Over the weekend, we learned that the police had illegally spied on blogger Martyn Bradbury, demanding his bank records as part of their "rawshark" investigation while relying on the Privacy Act's law enforcement exception. As in the previous case of Nicky Hager, the Privacy Commissioner ruled the spying unlawful because the police had provided no justification for the search; furthermore, given the sensitivity of the information, they should have sought a (judicially-approved) production order instead.

Bradbury is now off to the Human Rights Review Tribunal in search of damages, and rightly so. The police invaded his privacy. In his case, it had significant consequences, with the bank refusing him credit essentially on the basis of police defamation. This in turn led to significant personal consequences for him. Both the police and the bank are on the hook here, and they need to be forced to pay, both to right the wrong and pour encourager les autres.

But beyond Bradbury's case, this seems to be a growing problem. Police do thousands of these sorts of information requests a year, including hundreds to banks. And there's no oversight of any of them. The practice of privacy invasion and poking through our most sensitive private details is so routine the police don't even bother keeping proper records of it:

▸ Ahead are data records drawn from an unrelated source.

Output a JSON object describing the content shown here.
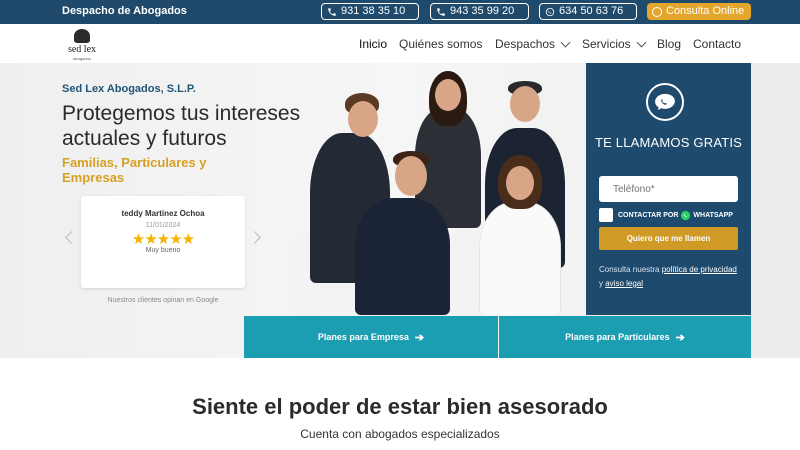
{
  "topbar": {
    "brand": "Despacho de Abogados",
    "phones": [
      {
        "label": "931 38 35 10",
        "icon": "phone-icon"
      },
      {
        "label": "943 35 99 20",
        "icon": "phone-icon"
      },
      {
        "label": "634 50 63 76",
        "icon": "whatsapp-icon"
      }
    ],
    "consulta_label": "Consulta Online",
    "colors": {
      "bar": "#1f4a6b",
      "consulta": "#e3a52a"
    }
  },
  "logo": {
    "name": "sed lex",
    "sub": "abogados"
  },
  "nav": {
    "items": [
      {
        "label": "Inicio",
        "active": true,
        "dropdown": false
      },
      {
        "label": "Quiénes somos",
        "active": false,
        "dropdown": false
      },
      {
        "label": "Despachos",
        "active": false,
        "dropdown": true
      },
      {
        "label": "Servicios",
        "active": false,
        "dropdown": true
      },
      {
        "label": "Blog",
        "active": false,
        "dropdown": false
      },
      {
        "label": "Contacto",
        "active": false,
        "dropdown": false
      }
    ]
  },
  "hero": {
    "firm": "Sed Lex Abogados, S.L.P.",
    "headline": "Protegemos tus intereses actuales y futuros",
    "tagline": "Familias, Particulares y Empresas",
    "review": {
      "author": "teddy Martinez Ochoa",
      "date": "11/01/2024",
      "stars": "★★★★★",
      "rating_text": "Muy bueno",
      "rating_value": 5
    },
    "google_note": "Nuestros clientes opinan en Google"
  },
  "callback": {
    "title": "TE LLAMAMOS GRATIS",
    "phone_placeholder": "Teléfono*",
    "whatsapp_label_prefix": "CONTACTAR POR",
    "whatsapp_label": "WHATSAPP",
    "submit_label": "Quiero que me llamen",
    "privacy_prefix": "Consulta nuestra",
    "privacy_link": "política de privacidad",
    "privacy_and": "y",
    "legal_link": "aviso legal",
    "colors": {
      "panel": "#1e4a6e",
      "submit": "#cf9b26"
    }
  },
  "plans": {
    "empresa": "Planes para Empresa",
    "particulares": "Planes para Particulares",
    "arrow": "➔",
    "color": "#1b9db2"
  },
  "section": {
    "title": "Siente el poder de estar bien asesorado",
    "subtitle": "Cuenta con abogados especializados"
  }
}
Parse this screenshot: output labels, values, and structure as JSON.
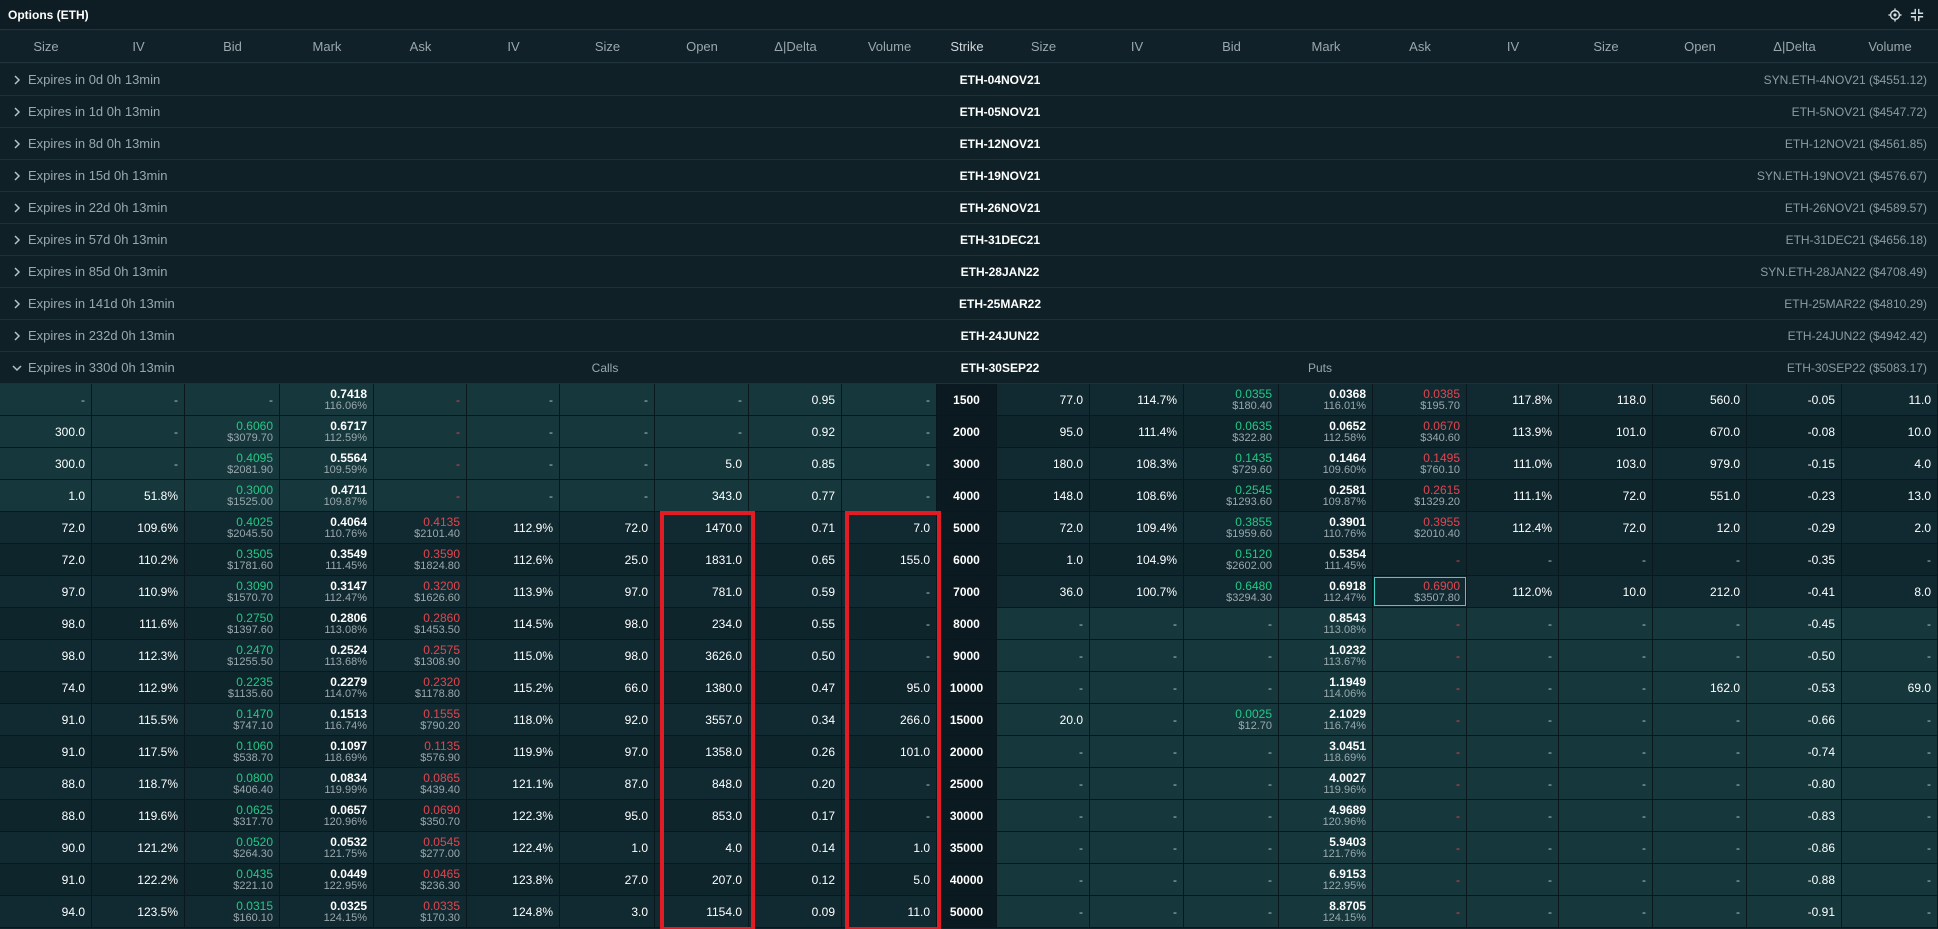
{
  "window": {
    "title": "Options (ETH)"
  },
  "header": {
    "call_cols": [
      "Size",
      "IV",
      "Bid",
      "Mark",
      "Ask",
      "IV",
      "Size",
      "Open",
      "Δ|Delta",
      "Volume"
    ],
    "strike": "Strike",
    "put_cols": [
      "Size",
      "IV",
      "Bid",
      "Mark",
      "Ask",
      "IV",
      "Size",
      "Open",
      "Δ|Delta",
      "Volume"
    ]
  },
  "expiries": [
    {
      "label": "Expires in 0d 0h 13min",
      "instrument": "ETH-04NOV21",
      "index": "SYN.ETH-4NOV21 ($4551.12)"
    },
    {
      "label": "Expires in 1d 0h 13min",
      "instrument": "ETH-05NOV21",
      "index": "ETH-5NOV21 ($4547.72)"
    },
    {
      "label": "Expires in 8d 0h 13min",
      "instrument": "ETH-12NOV21",
      "index": "ETH-12NOV21 ($4561.85)"
    },
    {
      "label": "Expires in 15d 0h 13min",
      "instrument": "ETH-19NOV21",
      "index": "SYN.ETH-19NOV21 ($4576.67)"
    },
    {
      "label": "Expires in 22d 0h 13min",
      "instrument": "ETH-26NOV21",
      "index": "ETH-26NOV21 ($4589.57)"
    },
    {
      "label": "Expires in 57d 0h 13min",
      "instrument": "ETH-31DEC21",
      "index": "ETH-31DEC21 ($4656.18)"
    },
    {
      "label": "Expires in 85d 0h 13min",
      "instrument": "ETH-28JAN22",
      "index": "SYN.ETH-28JAN22 ($4708.49)"
    },
    {
      "label": "Expires in 141d 0h 13min",
      "instrument": "ETH-25MAR22",
      "index": "ETH-25MAR22 ($4810.29)"
    },
    {
      "label": "Expires in 232d 0h 13min",
      "instrument": "ETH-24JUN22",
      "index": "ETH-24JUN22 ($4942.42)"
    }
  ],
  "expanded": {
    "label": "Expires in 330d 0h 13min",
    "calls_label": "Calls",
    "instrument": "ETH-30SEP22",
    "puts_label": "Puts",
    "index": "ETH-30SEP22 ($5083.17)"
  },
  "rows": [
    {
      "strike": "1500",
      "call": {
        "bid_size": "-",
        "bid_iv": "-",
        "bid": "-",
        "bid_usd": "",
        "mark": "0.7418",
        "mark_iv": "116.06%",
        "ask": "-",
        "ask_usd": "",
        "ask_iv": "-",
        "ask_size": "-",
        "open": "-",
        "delta": "0.95",
        "volume": "-"
      },
      "put": {
        "bid_size": "77.0",
        "bid_iv": "114.7%",
        "bid": "0.0355",
        "bid_usd": "$180.40",
        "mark": "0.0368",
        "mark_iv": "116.01%",
        "ask": "0.0385",
        "ask_usd": "$195.70",
        "ask_iv": "117.8%",
        "ask_size": "118.0",
        "open": "560.0",
        "delta": "-0.05",
        "volume": "11.0"
      }
    },
    {
      "strike": "2000",
      "call": {
        "bid_size": "300.0",
        "bid_iv": "-",
        "bid": "0.6060",
        "bid_usd": "$3079.70",
        "mark": "0.6717",
        "mark_iv": "112.59%",
        "ask": "-",
        "ask_usd": "",
        "ask_iv": "-",
        "ask_size": "-",
        "open": "-",
        "delta": "0.92",
        "volume": "-"
      },
      "put": {
        "bid_size": "95.0",
        "bid_iv": "111.4%",
        "bid": "0.0635",
        "bid_usd": "$322.80",
        "mark": "0.0652",
        "mark_iv": "112.58%",
        "ask": "0.0670",
        "ask_usd": "$340.60",
        "ask_iv": "113.9%",
        "ask_size": "101.0",
        "open": "670.0",
        "delta": "-0.08",
        "volume": "10.0"
      }
    },
    {
      "strike": "3000",
      "call": {
        "bid_size": "300.0",
        "bid_iv": "-",
        "bid": "0.4095",
        "bid_usd": "$2081.90",
        "mark": "0.5564",
        "mark_iv": "109.59%",
        "ask": "-",
        "ask_usd": "",
        "ask_iv": "-",
        "ask_size": "-",
        "open": "5.0",
        "delta": "0.85",
        "volume": "-"
      },
      "put": {
        "bid_size": "180.0",
        "bid_iv": "108.3%",
        "bid": "0.1435",
        "bid_usd": "$729.60",
        "mark": "0.1464",
        "mark_iv": "109.60%",
        "ask": "0.1495",
        "ask_usd": "$760.10",
        "ask_iv": "111.0%",
        "ask_size": "103.0",
        "open": "979.0",
        "delta": "-0.15",
        "volume": "4.0"
      }
    },
    {
      "strike": "4000",
      "call": {
        "bid_size": "1.0",
        "bid_iv": "51.8%",
        "bid": "0.3000",
        "bid_usd": "$1525.00",
        "mark": "0.4711",
        "mark_iv": "109.87%",
        "ask": "-",
        "ask_usd": "",
        "ask_iv": "-",
        "ask_size": "-",
        "open": "343.0",
        "delta": "0.77",
        "volume": "-"
      },
      "put": {
        "bid_size": "148.0",
        "bid_iv": "108.6%",
        "bid": "0.2545",
        "bid_usd": "$1293.60",
        "mark": "0.2581",
        "mark_iv": "109.87%",
        "ask": "0.2615",
        "ask_usd": "$1329.20",
        "ask_iv": "111.1%",
        "ask_size": "72.0",
        "open": "551.0",
        "delta": "-0.23",
        "volume": "13.0"
      }
    },
    {
      "strike": "5000",
      "call": {
        "bid_size": "72.0",
        "bid_iv": "109.6%",
        "bid": "0.4025",
        "bid_usd": "$2045.50",
        "mark": "0.4064",
        "mark_iv": "110.76%",
        "ask": "0.4135",
        "ask_usd": "$2101.40",
        "ask_iv": "112.9%",
        "ask_size": "72.0",
        "open": "1470.0",
        "delta": "0.71",
        "volume": "7.0"
      },
      "put": {
        "bid_size": "72.0",
        "bid_iv": "109.4%",
        "bid": "0.3855",
        "bid_usd": "$1959.60",
        "mark": "0.3901",
        "mark_iv": "110.76%",
        "ask": "0.3955",
        "ask_usd": "$2010.40",
        "ask_iv": "112.4%",
        "ask_size": "72.0",
        "open": "12.0",
        "delta": "-0.29",
        "volume": "2.0"
      }
    },
    {
      "strike": "6000",
      "call": {
        "bid_size": "72.0",
        "bid_iv": "110.2%",
        "bid": "0.3505",
        "bid_usd": "$1781.60",
        "mark": "0.3549",
        "mark_iv": "111.45%",
        "ask": "0.3590",
        "ask_usd": "$1824.80",
        "ask_iv": "112.6%",
        "ask_size": "25.0",
        "open": "1831.0",
        "delta": "0.65",
        "volume": "155.0"
      },
      "put": {
        "bid_size": "1.0",
        "bid_iv": "104.9%",
        "bid": "0.5120",
        "bid_usd": "$2602.00",
        "mark": "0.5354",
        "mark_iv": "111.45%",
        "ask": "-",
        "ask_usd": "",
        "ask_iv": "-",
        "ask_size": "-",
        "open": "-",
        "delta": "-0.35",
        "volume": "-"
      }
    },
    {
      "strike": "7000",
      "call": {
        "bid_size": "97.0",
        "bid_iv": "110.9%",
        "bid": "0.3090",
        "bid_usd": "$1570.70",
        "mark": "0.3147",
        "mark_iv": "112.47%",
        "ask": "0.3200",
        "ask_usd": "$1626.60",
        "ask_iv": "113.9%",
        "ask_size": "97.0",
        "open": "781.0",
        "delta": "0.59",
        "volume": "-"
      },
      "put": {
        "bid_size": "36.0",
        "bid_iv": "100.7%",
        "bid": "0.6480",
        "bid_usd": "$3294.30",
        "mark": "0.6918",
        "mark_iv": "112.47%",
        "ask": "0.6900",
        "ask_usd": "$3507.80",
        "ask_iv": "112.0%",
        "ask_size": "10.0",
        "open": "212.0",
        "delta": "-0.41",
        "volume": "8.0"
      }
    },
    {
      "strike": "8000",
      "call": {
        "bid_size": "98.0",
        "bid_iv": "111.6%",
        "bid": "0.2750",
        "bid_usd": "$1397.60",
        "mark": "0.2806",
        "mark_iv": "113.08%",
        "ask": "0.2860",
        "ask_usd": "$1453.50",
        "ask_iv": "114.5%",
        "ask_size": "98.0",
        "open": "234.0",
        "delta": "0.55",
        "volume": "-"
      },
      "put": {
        "bid_size": "-",
        "bid_iv": "-",
        "bid": "-",
        "bid_usd": "",
        "mark": "0.8543",
        "mark_iv": "113.08%",
        "ask": "-",
        "ask_usd": "",
        "ask_iv": "-",
        "ask_size": "-",
        "open": "-",
        "delta": "-0.45",
        "volume": "-"
      }
    },
    {
      "strike": "9000",
      "call": {
        "bid_size": "98.0",
        "bid_iv": "112.3%",
        "bid": "0.2470",
        "bid_usd": "$1255.50",
        "mark": "0.2524",
        "mark_iv": "113.68%",
        "ask": "0.2575",
        "ask_usd": "$1308.90",
        "ask_iv": "115.0%",
        "ask_size": "98.0",
        "open": "3626.0",
        "delta": "0.50",
        "volume": "-"
      },
      "put": {
        "bid_size": "-",
        "bid_iv": "-",
        "bid": "-",
        "bid_usd": "",
        "mark": "1.0232",
        "mark_iv": "113.67%",
        "ask": "-",
        "ask_usd": "",
        "ask_iv": "-",
        "ask_size": "-",
        "open": "-",
        "delta": "-0.50",
        "volume": "-"
      }
    },
    {
      "strike": "10000",
      "call": {
        "bid_size": "74.0",
        "bid_iv": "112.9%",
        "bid": "0.2235",
        "bid_usd": "$1135.60",
        "mark": "0.2279",
        "mark_iv": "114.07%",
        "ask": "0.2320",
        "ask_usd": "$1178.80",
        "ask_iv": "115.2%",
        "ask_size": "66.0",
        "open": "1380.0",
        "delta": "0.47",
        "volume": "95.0"
      },
      "put": {
        "bid_size": "-",
        "bid_iv": "-",
        "bid": "-",
        "bid_usd": "",
        "mark": "1.1949",
        "mark_iv": "114.06%",
        "ask": "-",
        "ask_usd": "",
        "ask_iv": "-",
        "ask_size": "-",
        "open": "162.0",
        "delta": "-0.53",
        "volume": "69.0"
      }
    },
    {
      "strike": "15000",
      "call": {
        "bid_size": "91.0",
        "bid_iv": "115.5%",
        "bid": "0.1470",
        "bid_usd": "$747.10",
        "mark": "0.1513",
        "mark_iv": "116.74%",
        "ask": "0.1555",
        "ask_usd": "$790.20",
        "ask_iv": "118.0%",
        "ask_size": "92.0",
        "open": "3557.0",
        "delta": "0.34",
        "volume": "266.0"
      },
      "put": {
        "bid_size": "20.0",
        "bid_iv": "-",
        "bid": "0.0025",
        "bid_usd": "$12.70",
        "mark": "2.1029",
        "mark_iv": "116.74%",
        "ask": "-",
        "ask_usd": "",
        "ask_iv": "-",
        "ask_size": "-",
        "open": "-",
        "delta": "-0.66",
        "volume": "-"
      }
    },
    {
      "strike": "20000",
      "call": {
        "bid_size": "91.0",
        "bid_iv": "117.5%",
        "bid": "0.1060",
        "bid_usd": "$538.70",
        "mark": "0.1097",
        "mark_iv": "118.69%",
        "ask": "0.1135",
        "ask_usd": "$576.90",
        "ask_iv": "119.9%",
        "ask_size": "97.0",
        "open": "1358.0",
        "delta": "0.26",
        "volume": "101.0"
      },
      "put": {
        "bid_size": "-",
        "bid_iv": "-",
        "bid": "-",
        "bid_usd": "",
        "mark": "3.0451",
        "mark_iv": "118.69%",
        "ask": "-",
        "ask_usd": "",
        "ask_iv": "-",
        "ask_size": "-",
        "open": "-",
        "delta": "-0.74",
        "volume": "-"
      }
    },
    {
      "strike": "25000",
      "call": {
        "bid_size": "88.0",
        "bid_iv": "118.7%",
        "bid": "0.0800",
        "bid_usd": "$406.40",
        "mark": "0.0834",
        "mark_iv": "119.99%",
        "ask": "0.0865",
        "ask_usd": "$439.40",
        "ask_iv": "121.1%",
        "ask_size": "87.0",
        "open": "848.0",
        "delta": "0.20",
        "volume": "-"
      },
      "put": {
        "bid_size": "-",
        "bid_iv": "-",
        "bid": "-",
        "bid_usd": "",
        "mark": "4.0027",
        "mark_iv": "119.96%",
        "ask": "-",
        "ask_usd": "",
        "ask_iv": "-",
        "ask_size": "-",
        "open": "-",
        "delta": "-0.80",
        "volume": "-"
      }
    },
    {
      "strike": "30000",
      "call": {
        "bid_size": "88.0",
        "bid_iv": "119.6%",
        "bid": "0.0625",
        "bid_usd": "$317.70",
        "mark": "0.0657",
        "mark_iv": "120.96%",
        "ask": "0.0690",
        "ask_usd": "$350.70",
        "ask_iv": "122.3%",
        "ask_size": "95.0",
        "open": "853.0",
        "delta": "0.17",
        "volume": "-"
      },
      "put": {
        "bid_size": "-",
        "bid_iv": "-",
        "bid": "-",
        "bid_usd": "",
        "mark": "4.9689",
        "mark_iv": "120.96%",
        "ask": "-",
        "ask_usd": "",
        "ask_iv": "-",
        "ask_size": "-",
        "open": "-",
        "delta": "-0.83",
        "volume": "-"
      }
    },
    {
      "strike": "35000",
      "call": {
        "bid_size": "90.0",
        "bid_iv": "121.2%",
        "bid": "0.0520",
        "bid_usd": "$264.30",
        "mark": "0.0532",
        "mark_iv": "121.75%",
        "ask": "0.0545",
        "ask_usd": "$277.00",
        "ask_iv": "122.4%",
        "ask_size": "1.0",
        "open": "4.0",
        "delta": "0.14",
        "volume": "1.0"
      },
      "put": {
        "bid_size": "-",
        "bid_iv": "-",
        "bid": "-",
        "bid_usd": "",
        "mark": "5.9403",
        "mark_iv": "121.76%",
        "ask": "-",
        "ask_usd": "",
        "ask_iv": "-",
        "ask_size": "-",
        "open": "-",
        "delta": "-0.86",
        "volume": "-"
      }
    },
    {
      "strike": "40000",
      "call": {
        "bid_size": "91.0",
        "bid_iv": "122.2%",
        "bid": "0.0435",
        "bid_usd": "$221.10",
        "mark": "0.0449",
        "mark_iv": "122.95%",
        "ask": "0.0465",
        "ask_usd": "$236.30",
        "ask_iv": "123.8%",
        "ask_size": "27.0",
        "open": "207.0",
        "delta": "0.12",
        "volume": "5.0"
      },
      "put": {
        "bid_size": "-",
        "bid_iv": "-",
        "bid": "-",
        "bid_usd": "",
        "mark": "6.9153",
        "mark_iv": "122.95%",
        "ask": "-",
        "ask_usd": "",
        "ask_iv": "-",
        "ask_size": "-",
        "open": "-",
        "delta": "-0.88",
        "volume": "-"
      }
    },
    {
      "strike": "50000",
      "call": {
        "bid_size": "94.0",
        "bid_iv": "123.5%",
        "bid": "0.0315",
        "bid_usd": "$160.10",
        "mark": "0.0325",
        "mark_iv": "124.15%",
        "ask": "0.0335",
        "ask_usd": "$170.30",
        "ask_iv": "124.8%",
        "ask_size": "3.0",
        "open": "1154.0",
        "delta": "0.09",
        "volume": "11.0"
      },
      "put": {
        "bid_size": "-",
        "bid_iv": "-",
        "bid": "-",
        "bid_usd": "",
        "mark": "8.8705",
        "mark_iv": "124.15%",
        "ask": "-",
        "ask_usd": "",
        "ask_iv": "-",
        "ask_size": "-",
        "open": "-",
        "delta": "-0.91",
        "volume": "-"
      }
    }
  ],
  "icons": {
    "settings": "gear-icon",
    "collapse": "collapse-icon",
    "expand": "chevron-right-icon",
    "expanded": "chevron-down-icon"
  },
  "colors": {
    "bid_green": "#22c985",
    "ask_red": "#e4454f",
    "highlight": "#e21b24"
  }
}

A Police National Headquarters spokeswoman said it had yet to "consider the full impact of the Privacy Commissioner's ruling".

She said there was "no centralised system that records the number of times police may have obtained such records".

The system didn't exist because "there is currently no business requirement to do so" - the same answer then-assistant commissioner Malcolm Burgess gave in early 2015 amid an outcry over police using the exploit to get bank, electricity, travel and other records without a legal order.

No centralised records means they can't even count the number of requests, let alone review them to ensure that the police use their powers proportionately. Its highly convenient that an intrusive and proven to be abused practice is not tracked in this way. But its also completely unacceptable. The police have had multiple rulings that this practice is in some circumstances abusive and unlawful. The onus is on them to ensure that they obey the law, and it would require only a small administrative change to do so. Instead, it looks like they're deliberately colluding to cover up unlawful conduct by investigating officers.

Transparency and review are solutions here. The police are required to publish annual statistics on search and interception warrants and how effective they are so that we can see whether they are abusing their powers. They should be required to do the same for production orders and "maintenance of the law" requests. It would be a simple law change; is there an MP who wishes to stand up for the public against police abuse?